* Dataset records *
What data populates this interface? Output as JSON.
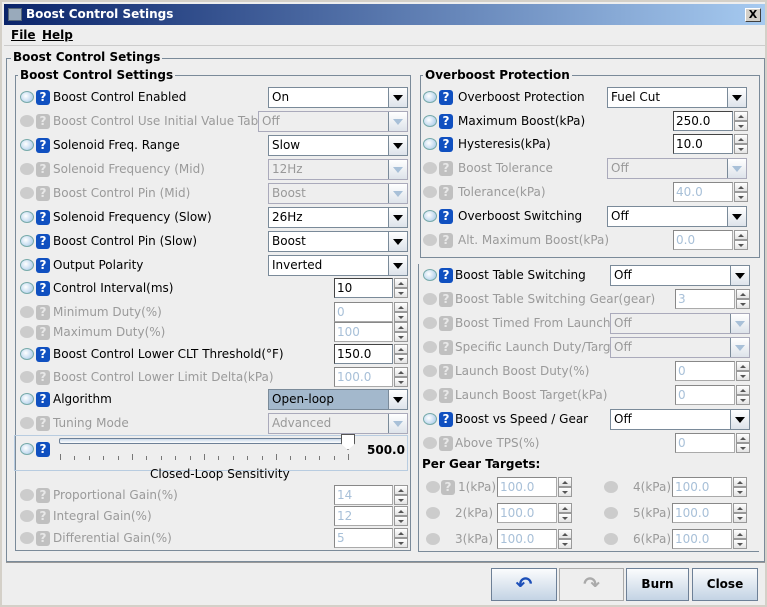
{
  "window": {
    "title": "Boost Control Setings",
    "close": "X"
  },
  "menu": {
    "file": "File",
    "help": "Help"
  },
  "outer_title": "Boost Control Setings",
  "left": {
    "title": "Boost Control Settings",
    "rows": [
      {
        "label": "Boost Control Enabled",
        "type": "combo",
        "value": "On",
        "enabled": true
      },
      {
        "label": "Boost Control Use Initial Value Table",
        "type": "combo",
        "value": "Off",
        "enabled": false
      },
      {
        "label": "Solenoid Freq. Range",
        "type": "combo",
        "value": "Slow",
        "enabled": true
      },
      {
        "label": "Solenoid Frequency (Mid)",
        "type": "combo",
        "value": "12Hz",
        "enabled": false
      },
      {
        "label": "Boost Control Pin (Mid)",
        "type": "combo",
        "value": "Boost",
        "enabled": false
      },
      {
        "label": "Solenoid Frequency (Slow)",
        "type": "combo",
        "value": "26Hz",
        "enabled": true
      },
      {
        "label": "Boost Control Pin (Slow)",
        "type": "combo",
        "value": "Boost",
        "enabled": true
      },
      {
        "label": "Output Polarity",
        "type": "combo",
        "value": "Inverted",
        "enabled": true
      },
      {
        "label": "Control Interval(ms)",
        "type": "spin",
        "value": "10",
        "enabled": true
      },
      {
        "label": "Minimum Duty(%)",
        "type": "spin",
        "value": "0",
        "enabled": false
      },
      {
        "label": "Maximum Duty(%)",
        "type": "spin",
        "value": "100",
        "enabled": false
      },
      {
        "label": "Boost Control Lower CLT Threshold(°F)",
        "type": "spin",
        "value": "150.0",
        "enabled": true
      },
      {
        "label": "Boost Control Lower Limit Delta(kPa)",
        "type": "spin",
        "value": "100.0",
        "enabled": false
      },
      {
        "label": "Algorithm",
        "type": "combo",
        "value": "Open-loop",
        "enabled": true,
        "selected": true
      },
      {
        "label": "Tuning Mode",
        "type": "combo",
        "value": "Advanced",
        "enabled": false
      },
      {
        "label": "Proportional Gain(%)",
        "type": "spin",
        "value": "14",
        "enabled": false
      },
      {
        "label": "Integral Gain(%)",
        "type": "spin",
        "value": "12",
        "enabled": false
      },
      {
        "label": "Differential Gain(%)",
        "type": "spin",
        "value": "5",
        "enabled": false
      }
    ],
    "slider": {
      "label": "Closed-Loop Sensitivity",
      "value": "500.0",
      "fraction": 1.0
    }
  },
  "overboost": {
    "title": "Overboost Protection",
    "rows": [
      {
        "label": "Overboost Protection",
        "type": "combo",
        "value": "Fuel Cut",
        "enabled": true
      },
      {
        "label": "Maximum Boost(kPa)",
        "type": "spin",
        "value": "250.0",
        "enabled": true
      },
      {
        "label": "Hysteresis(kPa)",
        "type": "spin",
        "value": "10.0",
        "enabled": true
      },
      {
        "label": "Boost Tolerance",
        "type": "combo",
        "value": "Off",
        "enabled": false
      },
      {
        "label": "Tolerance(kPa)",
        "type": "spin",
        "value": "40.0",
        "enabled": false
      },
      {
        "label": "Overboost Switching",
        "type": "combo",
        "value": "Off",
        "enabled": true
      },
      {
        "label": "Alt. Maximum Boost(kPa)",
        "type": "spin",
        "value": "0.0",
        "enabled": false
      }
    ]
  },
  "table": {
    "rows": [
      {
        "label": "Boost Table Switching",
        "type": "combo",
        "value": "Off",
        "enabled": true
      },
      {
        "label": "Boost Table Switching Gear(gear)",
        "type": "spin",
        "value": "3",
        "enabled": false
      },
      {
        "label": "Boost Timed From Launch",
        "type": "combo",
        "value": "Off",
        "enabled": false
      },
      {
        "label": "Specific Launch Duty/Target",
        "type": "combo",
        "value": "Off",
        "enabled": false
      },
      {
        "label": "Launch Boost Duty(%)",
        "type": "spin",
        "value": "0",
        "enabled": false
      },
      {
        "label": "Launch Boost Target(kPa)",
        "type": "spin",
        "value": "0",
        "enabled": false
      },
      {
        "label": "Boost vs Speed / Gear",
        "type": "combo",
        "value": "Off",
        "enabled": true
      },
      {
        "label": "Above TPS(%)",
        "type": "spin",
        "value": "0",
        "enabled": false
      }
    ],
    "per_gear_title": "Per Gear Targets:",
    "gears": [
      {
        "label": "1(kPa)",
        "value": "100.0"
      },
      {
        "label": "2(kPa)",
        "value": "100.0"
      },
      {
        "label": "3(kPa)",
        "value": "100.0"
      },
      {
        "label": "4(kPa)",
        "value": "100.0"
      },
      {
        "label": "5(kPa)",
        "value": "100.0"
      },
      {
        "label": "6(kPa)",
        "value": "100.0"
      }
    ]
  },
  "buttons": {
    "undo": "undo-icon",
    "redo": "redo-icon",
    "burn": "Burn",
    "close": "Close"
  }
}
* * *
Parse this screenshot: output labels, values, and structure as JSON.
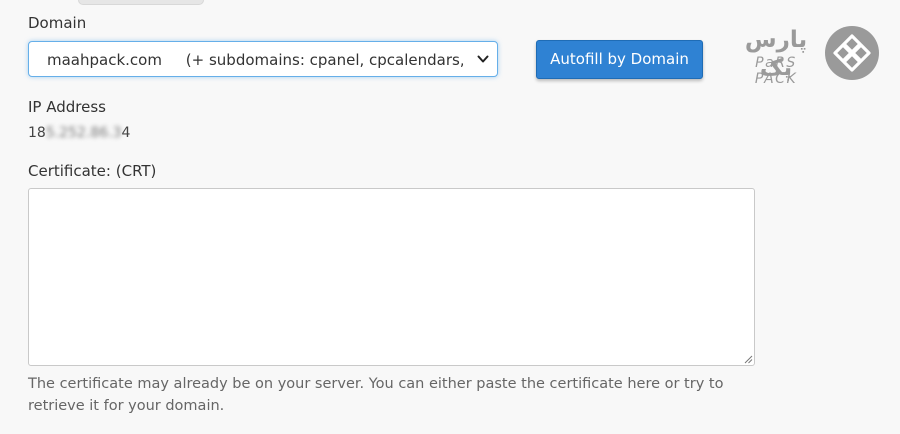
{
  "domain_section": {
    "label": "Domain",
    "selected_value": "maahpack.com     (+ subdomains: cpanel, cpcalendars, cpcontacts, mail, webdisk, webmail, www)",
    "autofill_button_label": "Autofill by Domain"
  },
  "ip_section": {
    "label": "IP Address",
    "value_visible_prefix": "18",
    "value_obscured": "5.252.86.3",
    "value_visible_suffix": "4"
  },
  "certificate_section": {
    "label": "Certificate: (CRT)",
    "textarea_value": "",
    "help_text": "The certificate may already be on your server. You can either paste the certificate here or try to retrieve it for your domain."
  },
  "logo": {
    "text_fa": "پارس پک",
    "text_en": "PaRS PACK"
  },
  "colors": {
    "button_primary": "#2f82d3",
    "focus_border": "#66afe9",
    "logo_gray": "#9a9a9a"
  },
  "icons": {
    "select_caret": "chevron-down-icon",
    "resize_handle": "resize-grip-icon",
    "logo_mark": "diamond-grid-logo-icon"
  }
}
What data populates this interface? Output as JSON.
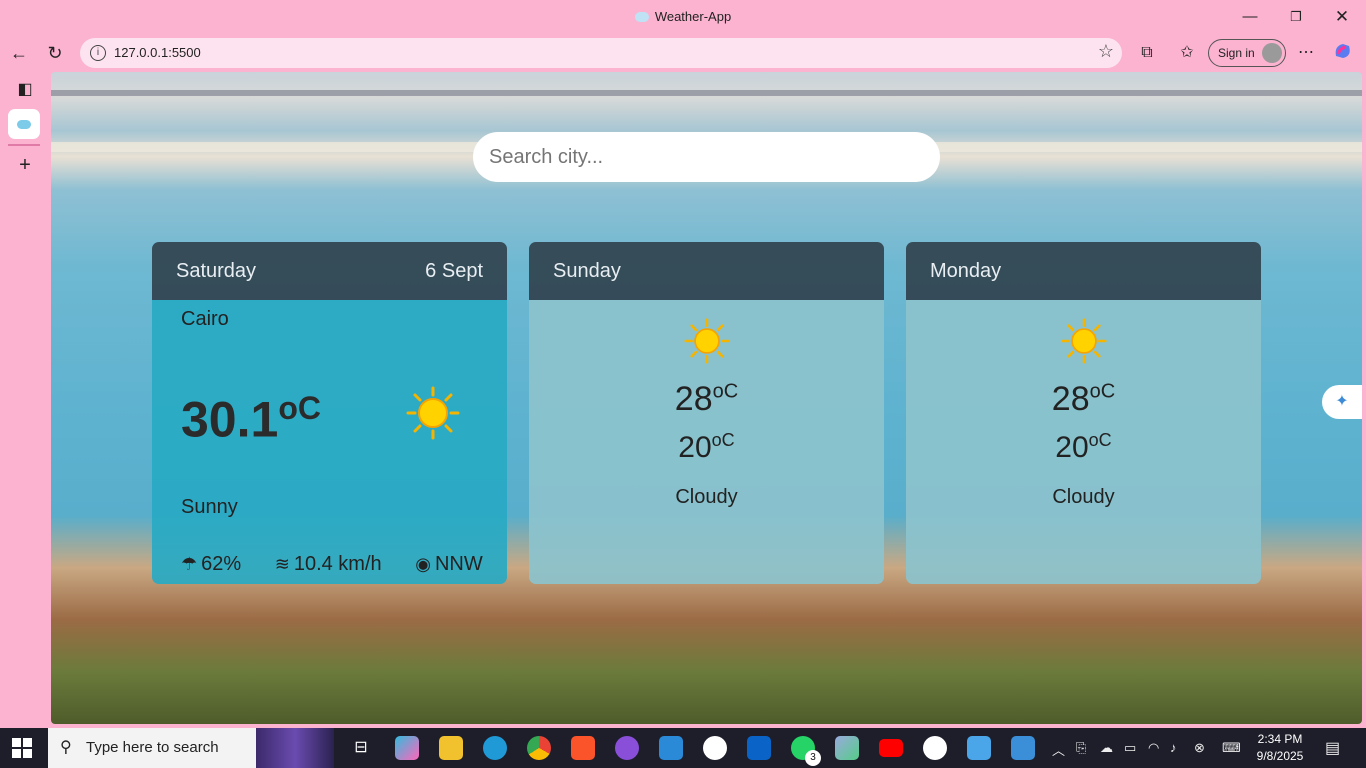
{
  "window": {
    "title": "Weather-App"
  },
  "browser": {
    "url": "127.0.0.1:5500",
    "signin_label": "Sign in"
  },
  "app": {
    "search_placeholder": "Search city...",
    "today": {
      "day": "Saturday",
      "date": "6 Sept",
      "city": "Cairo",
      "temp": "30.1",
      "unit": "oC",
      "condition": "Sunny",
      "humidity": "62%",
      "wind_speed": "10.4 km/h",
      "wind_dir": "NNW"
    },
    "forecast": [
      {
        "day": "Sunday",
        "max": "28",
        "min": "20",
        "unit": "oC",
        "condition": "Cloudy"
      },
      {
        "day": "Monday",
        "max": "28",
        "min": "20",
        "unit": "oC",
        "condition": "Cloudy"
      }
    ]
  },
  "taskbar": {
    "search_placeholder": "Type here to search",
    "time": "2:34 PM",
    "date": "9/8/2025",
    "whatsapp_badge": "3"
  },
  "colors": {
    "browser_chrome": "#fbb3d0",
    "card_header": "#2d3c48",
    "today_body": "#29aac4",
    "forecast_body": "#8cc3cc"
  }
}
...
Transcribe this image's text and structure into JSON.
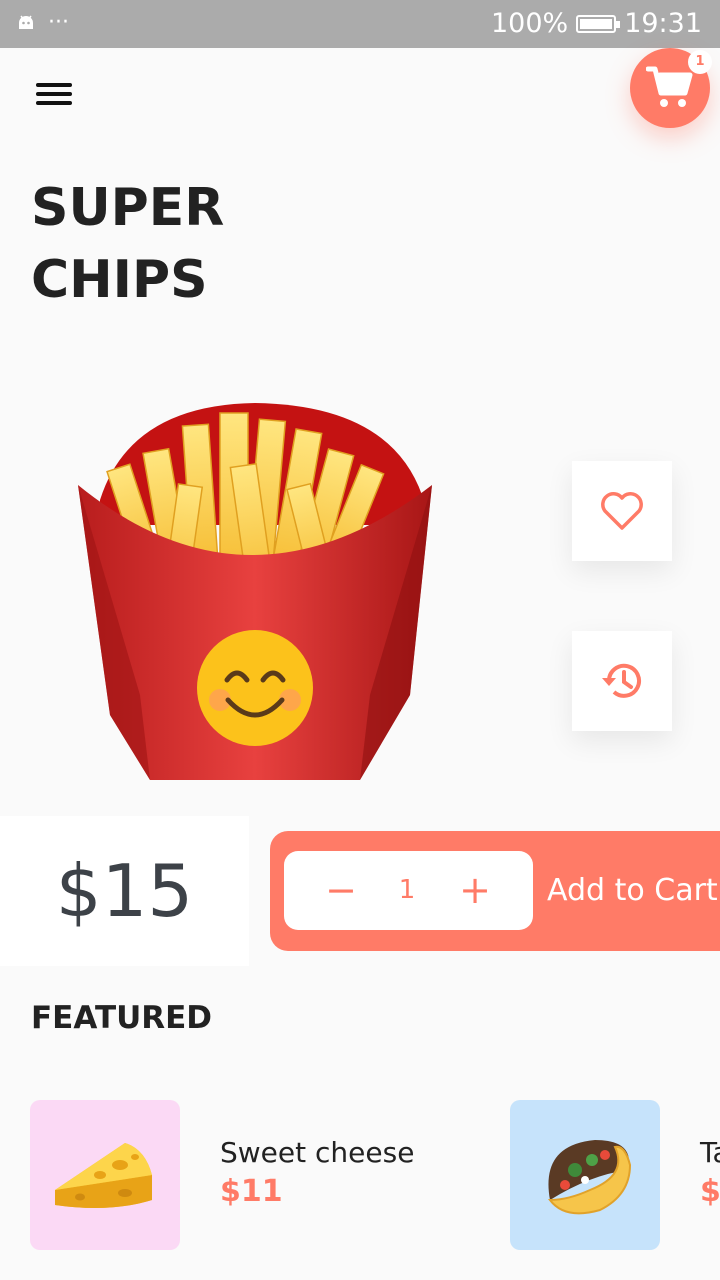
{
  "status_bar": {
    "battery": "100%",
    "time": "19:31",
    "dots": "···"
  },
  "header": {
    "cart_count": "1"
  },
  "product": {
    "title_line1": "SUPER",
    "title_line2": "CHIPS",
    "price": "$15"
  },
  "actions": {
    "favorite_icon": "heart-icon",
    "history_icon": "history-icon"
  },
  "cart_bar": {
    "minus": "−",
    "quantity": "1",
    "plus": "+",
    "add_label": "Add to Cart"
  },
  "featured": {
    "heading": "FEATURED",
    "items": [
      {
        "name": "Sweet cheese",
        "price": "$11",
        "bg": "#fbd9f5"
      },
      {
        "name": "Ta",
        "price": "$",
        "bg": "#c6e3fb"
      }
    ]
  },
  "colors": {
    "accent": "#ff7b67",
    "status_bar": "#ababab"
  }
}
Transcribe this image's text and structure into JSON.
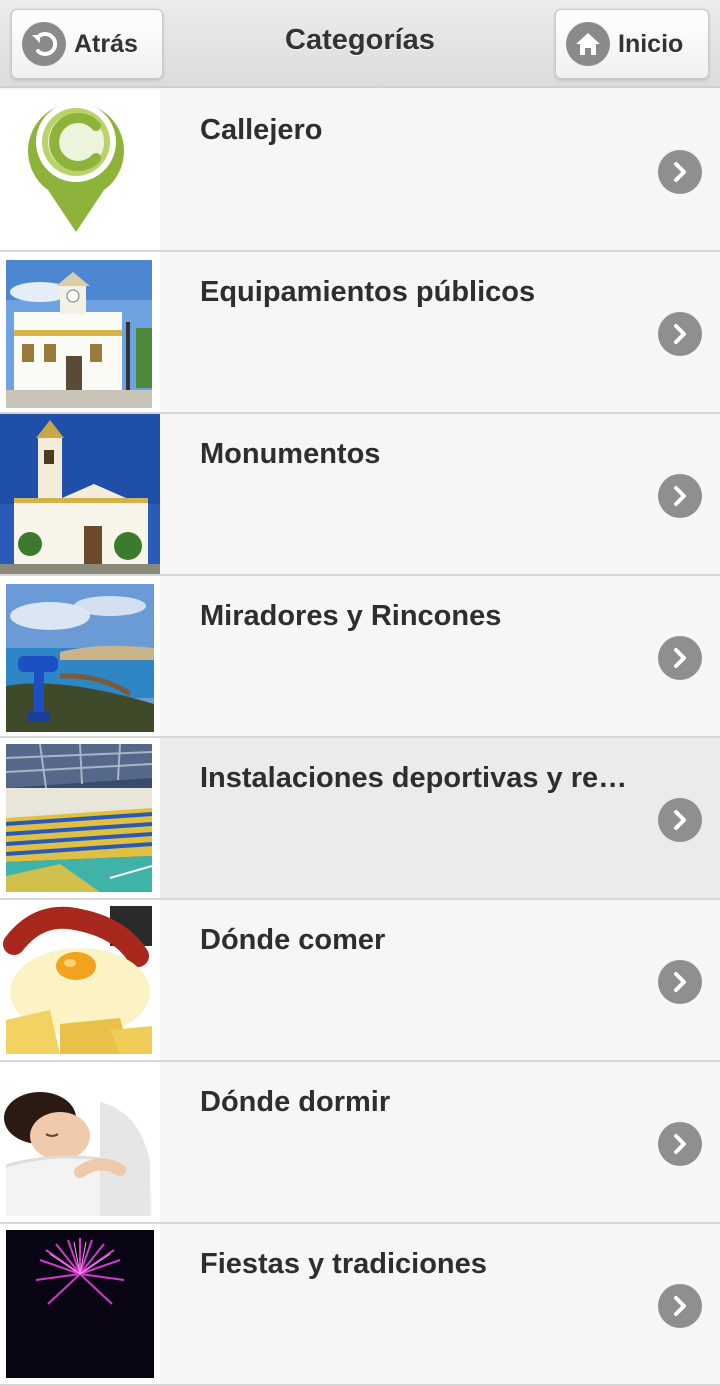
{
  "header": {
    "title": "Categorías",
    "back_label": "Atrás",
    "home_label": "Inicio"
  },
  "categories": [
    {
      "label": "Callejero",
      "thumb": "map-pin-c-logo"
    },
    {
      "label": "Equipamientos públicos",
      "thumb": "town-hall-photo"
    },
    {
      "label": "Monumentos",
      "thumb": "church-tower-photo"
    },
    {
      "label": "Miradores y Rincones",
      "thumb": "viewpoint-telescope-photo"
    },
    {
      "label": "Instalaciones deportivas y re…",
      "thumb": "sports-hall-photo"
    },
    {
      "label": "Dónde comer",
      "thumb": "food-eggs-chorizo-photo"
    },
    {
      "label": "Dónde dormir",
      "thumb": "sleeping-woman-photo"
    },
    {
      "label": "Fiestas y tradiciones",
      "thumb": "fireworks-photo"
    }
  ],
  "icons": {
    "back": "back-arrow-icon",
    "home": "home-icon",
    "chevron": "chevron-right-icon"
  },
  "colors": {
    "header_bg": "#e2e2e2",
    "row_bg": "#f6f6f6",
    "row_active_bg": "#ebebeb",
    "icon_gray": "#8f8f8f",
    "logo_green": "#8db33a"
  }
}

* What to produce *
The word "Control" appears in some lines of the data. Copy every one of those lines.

* Finished task *
    "title": "Boost Control Setings",
  "outer_title": "Boost Control Setings",
    "title": "Boost Control Settings",
        "label": "Boost Control Enabled",
        "label": "Boost Control Use Initial Value Table",
        "label": "Boost Control Pin (Mid)",
        "label": "Boost Control Pin (Slow)",
        "label": "Control Interval(ms)",
        "label": "Boost Control Lower CLT Threshold(°F)",
        "label": "Boost Control Lower Limit Delta(kPa)",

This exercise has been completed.